Sky Sports to kick off Premier League Ultra HD with HDR coverage

Mike Wheatley

Sky Q has pulled off an artsy publicity stunt as it gets ready to broadcast Premier League football action in Ultra HD with HDR, unveiling a huge mural in London featuring England heroes Jordan Pickford, Luke Shaw and Raheem Sterling.


Sky said the “hyper real” mural created by Bristol-based street artist Jody Thomas is meant to showcase the benefits of HDR when watching live football.

The broadcaster said last month it will add HDR to its live Premier League games for the upcoming 2021/22 season, following its 4K HDR coverage of the Tokyo Olympics.

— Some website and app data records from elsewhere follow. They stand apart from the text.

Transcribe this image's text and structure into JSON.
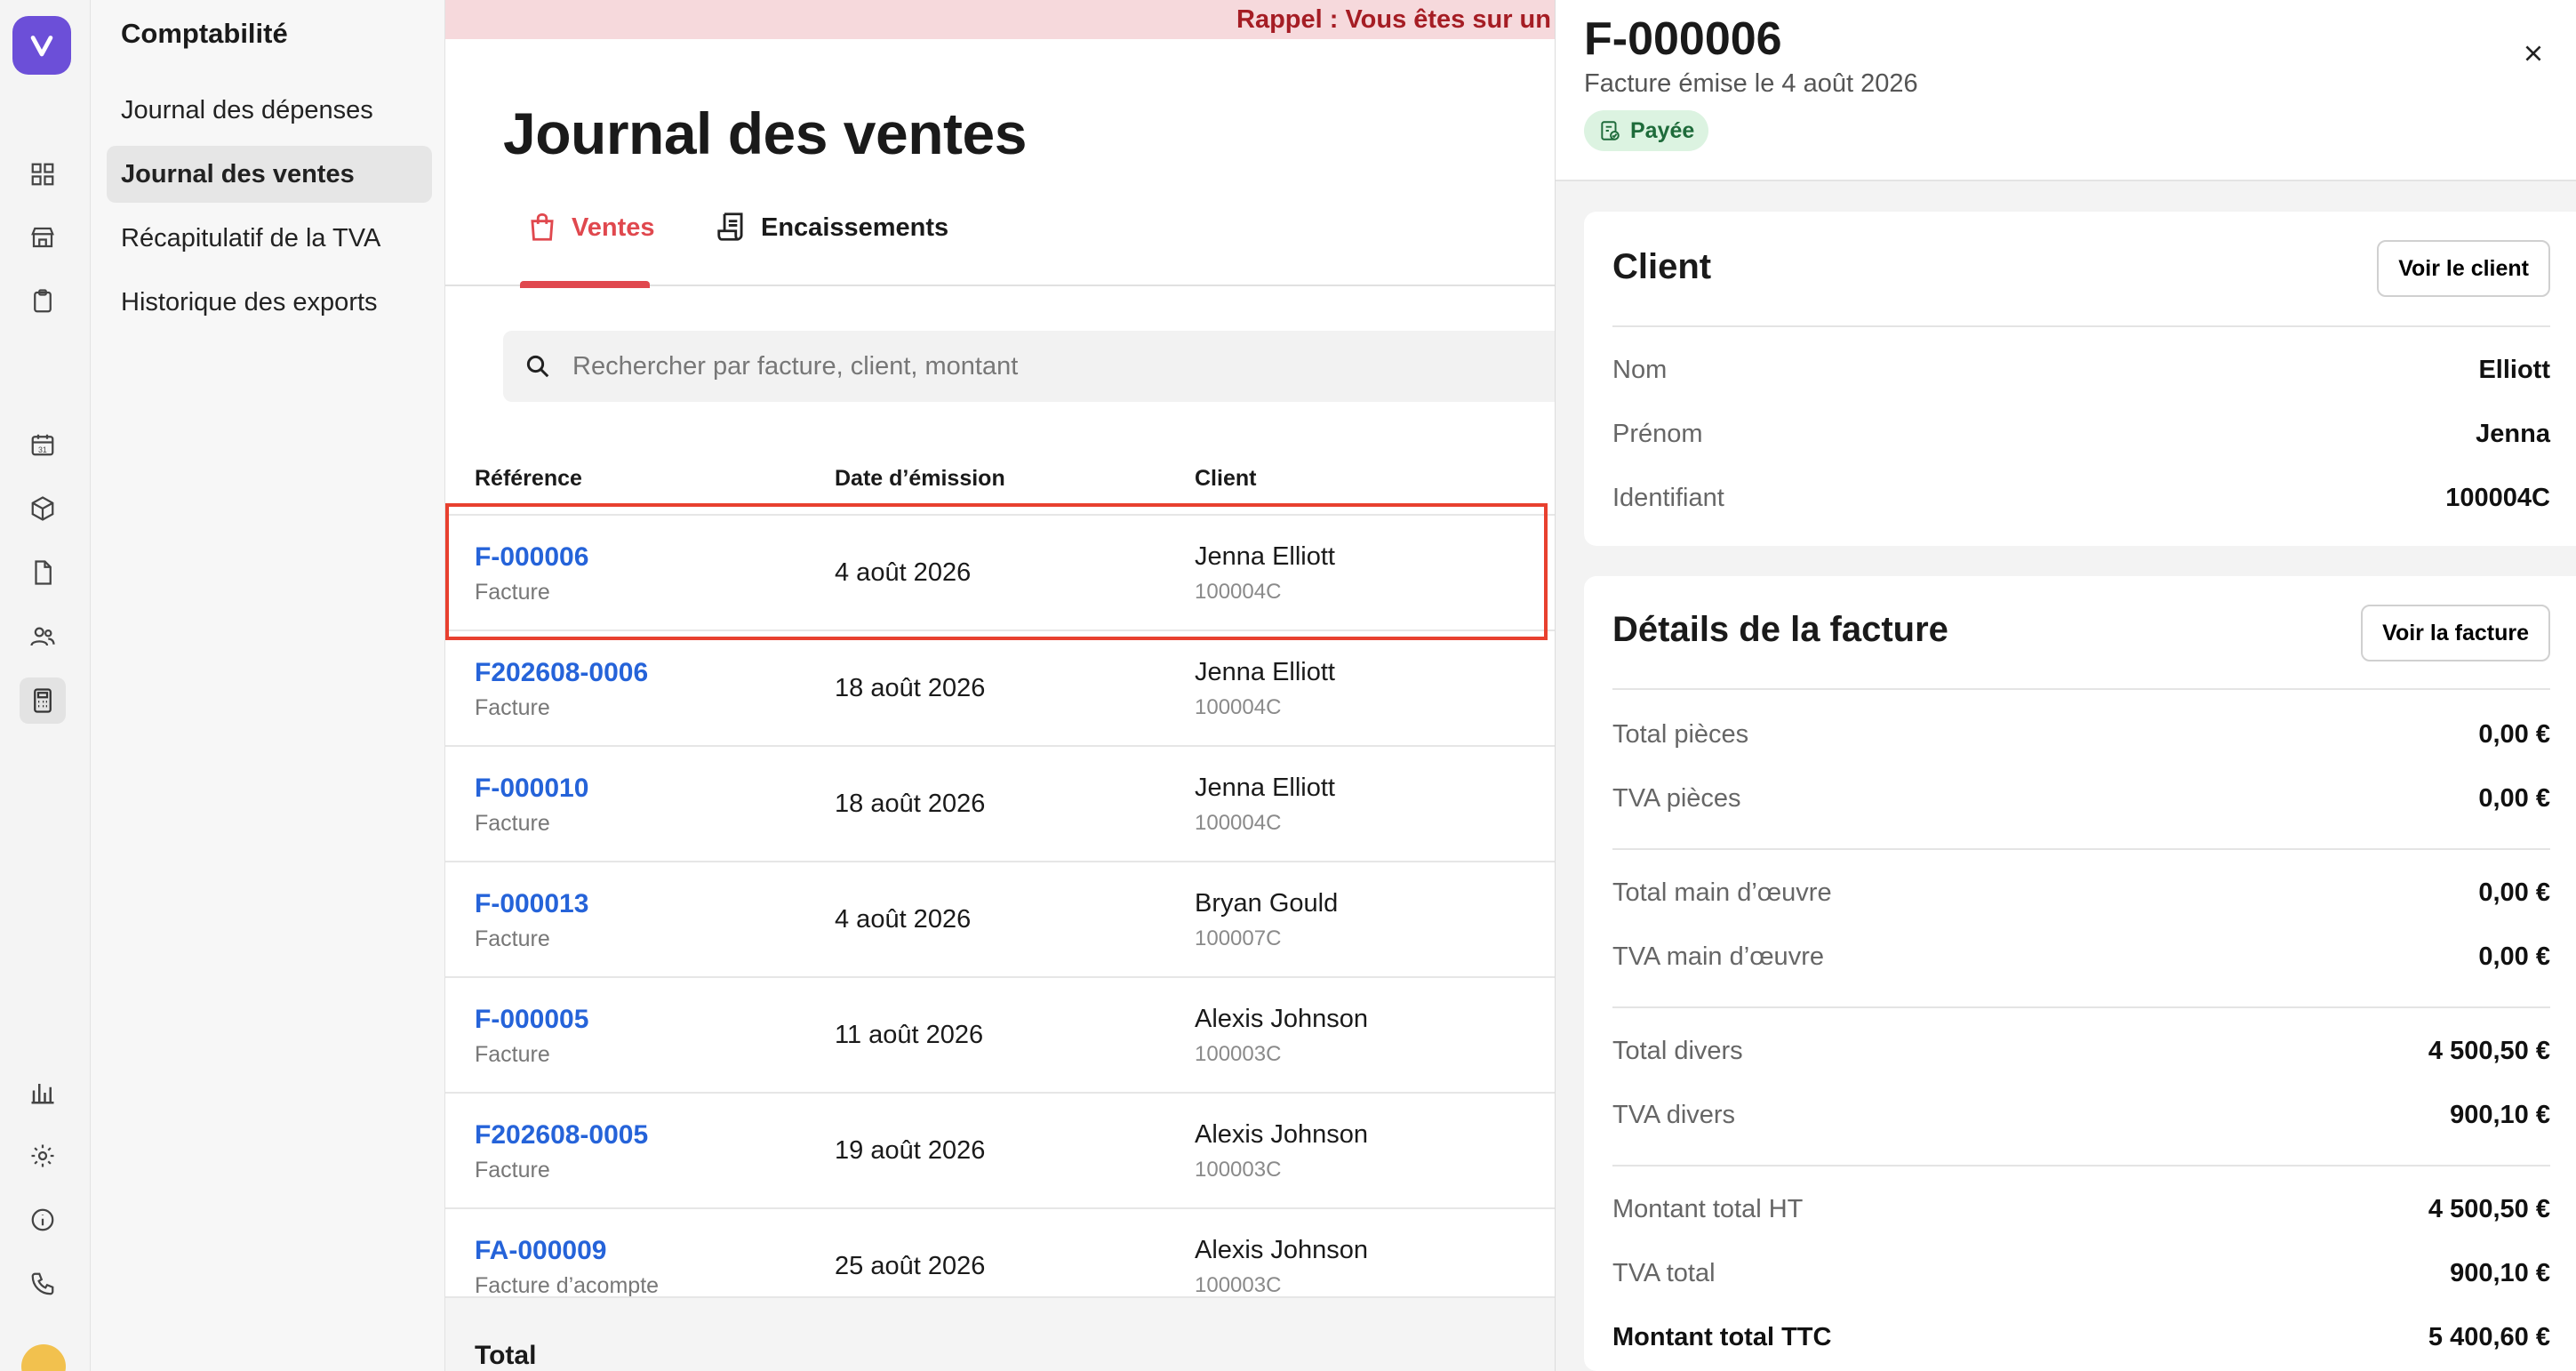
{
  "rail": {
    "icons": [
      "grid-icon",
      "store-icon",
      "clipboard-icon",
      "calendar-icon",
      "box-icon",
      "document-icon",
      "users-icon",
      "calculator-icon",
      "chart-icon",
      "gear-icon",
      "info-icon",
      "phone-icon"
    ]
  },
  "subnav": {
    "title": "Comptabilité",
    "items": [
      {
        "label": "Journal des dépenses"
      },
      {
        "label": "Journal des ventes",
        "active": true
      },
      {
        "label": "Récapitulatif de la TVA"
      },
      {
        "label": "Historique des exports"
      }
    ]
  },
  "main": {
    "banner": "Rappel : Vous êtes sur un e",
    "title": "Journal des ventes",
    "tabs": [
      {
        "label": "Ventes",
        "active": true
      },
      {
        "label": "Encaissements"
      }
    ],
    "search_placeholder": "Rechercher par facture, client, montant",
    "columns": [
      "Référence",
      "Date d’émission",
      "Client"
    ],
    "rows": [
      {
        "ref": "F-000006",
        "type": "Facture",
        "date": "4 août 2026",
        "client": "Jenna Elliott",
        "client_id": "100004C"
      },
      {
        "ref": "F202608-0006",
        "type": "Facture",
        "date": "18 août 2026",
        "client": "Jenna Elliott",
        "client_id": "100004C"
      },
      {
        "ref": "F-000010",
        "type": "Facture",
        "date": "18 août 2026",
        "client": "Jenna Elliott",
        "client_id": "100004C"
      },
      {
        "ref": "F-000013",
        "type": "Facture",
        "date": "4 août 2026",
        "client": "Bryan Gould",
        "client_id": "100007C"
      },
      {
        "ref": "F-000005",
        "type": "Facture",
        "date": "11 août 2026",
        "client": "Alexis Johnson",
        "client_id": "100003C"
      },
      {
        "ref": "F202608-0005",
        "type": "Facture",
        "date": "19 août 2026",
        "client": "Alexis Johnson",
        "client_id": "100003C"
      },
      {
        "ref": "FA-000009",
        "type": "Facture d’acompte",
        "date": "25 août 2026",
        "client": "Alexis Johnson",
        "client_id": "100003C"
      }
    ],
    "total_label": "Total"
  },
  "drawer": {
    "number": "F-000006",
    "subtitle": "Facture émise le 4 août 2026",
    "status": "Payée",
    "status_color": "#1e6b3a",
    "client": {
      "title": "Client",
      "button": "Voir le client",
      "fields": [
        {
          "label": "Nom",
          "value": "Elliott"
        },
        {
          "label": "Prénom",
          "value": "Jenna"
        },
        {
          "label": "Identifiant",
          "value": "100004C"
        }
      ]
    },
    "invoice": {
      "title": "Détails de la facture",
      "button": "Voir la facture",
      "fields": [
        {
          "label": "Total pièces",
          "value": "0,00 €"
        },
        {
          "label": "TVA pièces",
          "value": "0,00 €"
        },
        {
          "label": "Total main d’œuvre",
          "value": "0,00 €"
        },
        {
          "label": "TVA main d’œuvre",
          "value": "0,00 €"
        },
        {
          "label": "Total divers",
          "value": "4 500,50 €"
        },
        {
          "label": "TVA divers",
          "value": "900,10 €"
        },
        {
          "label": "Montant total HT",
          "value": "4 500,50 €"
        },
        {
          "label": "TVA total",
          "value": "900,10 €"
        },
        {
          "label": "Montant total TTC",
          "value": "5 400,60 €"
        }
      ]
    }
  },
  "colors": {
    "accent": "#e0484e",
    "link": "#2563d9",
    "brand": "#6c4fd8",
    "selection": "#e8402f"
  }
}
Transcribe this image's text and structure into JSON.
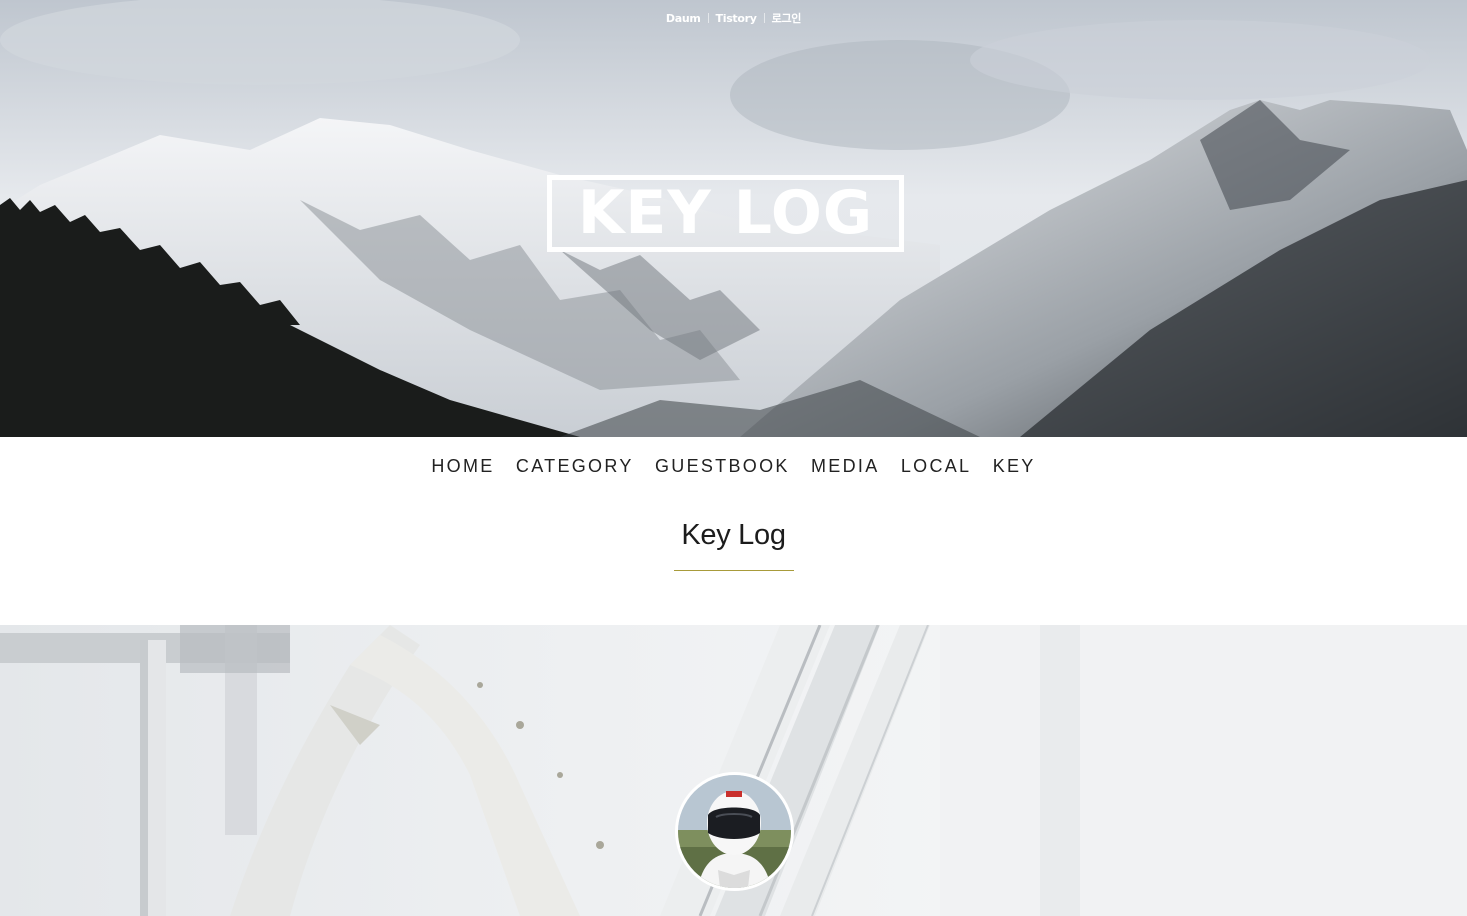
{
  "top_links": [
    {
      "label": "Daum"
    },
    {
      "label": "Tistory"
    },
    {
      "label": "로그인"
    }
  ],
  "logo": {
    "text": "KEY LOG"
  },
  "nav": {
    "items": [
      "HOME",
      "CATEGORY",
      "GUESTBOOK",
      "MEDIA",
      "LOCAL",
      "KEY"
    ]
  },
  "blog": {
    "title": "Key Log"
  },
  "colors": {
    "title_underline": "#a89b3a",
    "text": "#222222",
    "logo": "#ffffff"
  },
  "images": {
    "hero": "snowy-mountain-landscape",
    "profile_background": "white-bicycle-frame",
    "avatar": "white-helmet-driver"
  }
}
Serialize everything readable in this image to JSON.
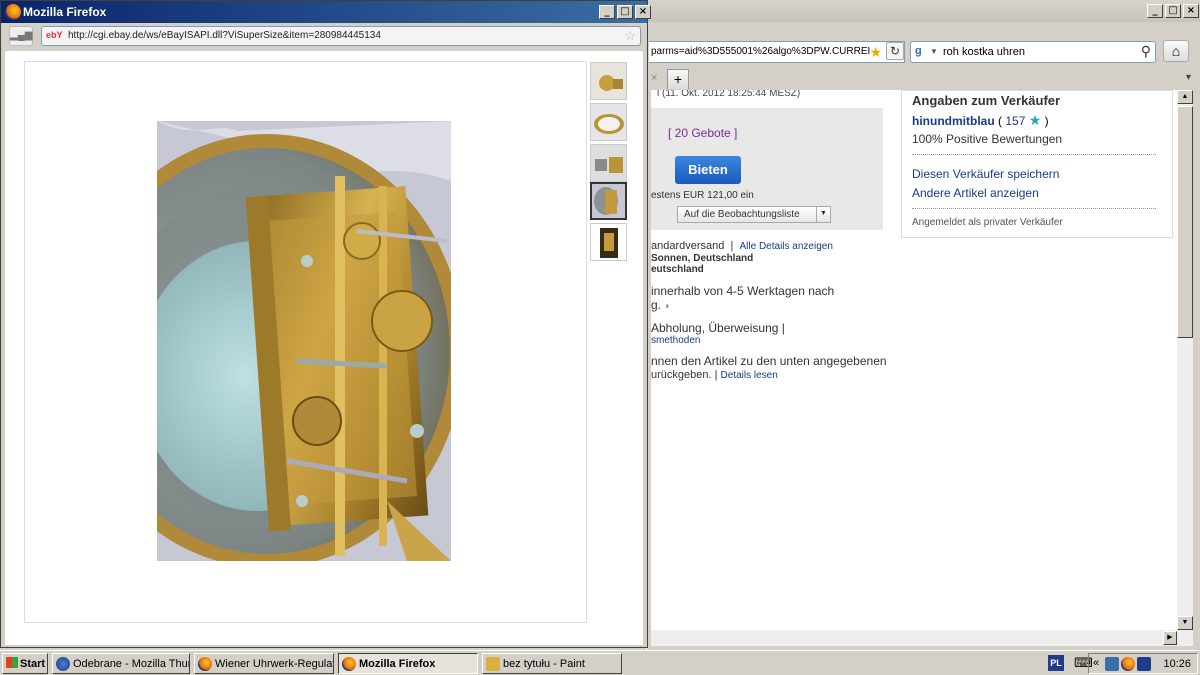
{
  "background_window": {
    "url_text": "parms=aid%3D555001%26algo%3DPW.CURREI",
    "search_text": "roh kostka uhren",
    "listing": {
      "end_time": "l (11. Okt. 2012 18:25:44 MESZ)",
      "bid_count": "[ 20 Gebote ]",
      "bid_button": "Bieten",
      "min_bid": "estens EUR 121,00 ein",
      "watch_button": "Auf die Beobachtungsliste",
      "shipping": "andardversand",
      "all_details": "Alle Details anzeigen",
      "location1": "Sonnen, Deutschland",
      "location2": "eutschland",
      "delivery1": "innerhalb von 4-5 Werktagen nach",
      "delivery2": "g.",
      "payment": "Abholung, Überweisung |",
      "payment_methods": "smethoden",
      "returns1": "nnen den Artikel zu den unten angegebenen",
      "returns2": "urückgeben. |",
      "details_read": "Details lesen"
    },
    "seller": {
      "heading": "Angaben zum Verkäufer",
      "name": "hinundmitblau",
      "score_open": "(",
      "score": "157",
      "score_close": ")",
      "positive": "100% Positive Bewertungen",
      "save_seller": "Diesen Verkäufer speichern",
      "other_items": "Andere Artikel anzeigen",
      "private_note": "Angemeldet als privater Verkäufer"
    }
  },
  "popup": {
    "title": "Mozilla Firefox",
    "url": "http://cgi.ebay.de/ws/eBayISAPI.dll?ViSuperSize&item=280984445134",
    "ebay_logo": "ebY"
  },
  "taskbar": {
    "start": "Start",
    "tasks": [
      {
        "label": "Odebrane - Mozilla Thun..."
      },
      {
        "label": "Wiener Uhrwerk-Regulat..."
      },
      {
        "label": "Mozilla Firefox"
      },
      {
        "label": "bez tytułu - Paint"
      }
    ],
    "lang": "PL",
    "clock": "10:26"
  },
  "colors": {
    "titlebar_active": "#0a246a",
    "bid_button": "#1a5bbf",
    "link": "#1a3a8a",
    "bid_count": "#7a2b9a"
  }
}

HDR is a big deal. Already a common format on movies, it expands the range of contrast and colour quite significantly, with brighter parts of the image becoming brighter still, and more detail shown in the dark areas, so there’s more depth to the picture. The range of colours is expanded too, which means more bright blues, reds and greens and every shade in between. Every detail looks more realistic, and more life like.

Sky said it commissioned the mural of Pickford, Shaw and Sterling after they topped a Sky Sports poll of fans’ favourite players during Euro 2020, coming in ahead of Manchester City’s new signing Jack Grealish and West Ham’s Declan Rice.

“The hyper-real street art brings to life the qualities of Sky Q’s live HDR Premier League coverage through Thomas’ distinct use of colour, creating a true-to-life picture of the footballing talent,” Sky said. “The artwork, which took more than 70 hours to complete and features more than 55 colours and shades, can be found on Tottenham High Road – near the new Tottenham Hotspur Stadium – for football fans to get closer to their favourite players.”

Sky’s poll actually produced quite a few insights, finding that 61% of footy fans favour watching a game at home when they’re unable to be there in person, ahead of the local pub at 30%. It also found that more than two-thirds of fans, 67%, believe the standard of English football is the highest its ever been in terms of quality, with 45% saying they love football so much they “wouldn’t know what to do” without it.

More than 20% said they simply can’t get enough football and watch at least ten games a month, though 18% said they only ever tune in to watch their own team play, ignoring other games.


“This summer we saw how football has the fantastic power to bring people together – sharing each other’s passion for the sport is really special!,” said Jody Thomas, the artist who brought Sky’s mural to life. “Seeing the fans get up close and personal with the nation’s favourite players, with my latest mural for Sky Q, has been amazing.”

Sky said it will kick off its Ultra HD with HDR coverage with Arsenal’s first fixture away to Premier League new boys Brentford on Friday night.

To tune in to the live Ultra HD with HDR coverage, fans will need to sign up for a Sky Sports or Sky Sports Football subscription that starts at £20 a month, plus the ‘Ultra HD + HD’ TV Extra that costs an additional £11 a month. Of course, viewers will also need a HDR-capable TV to take advantage of the offering.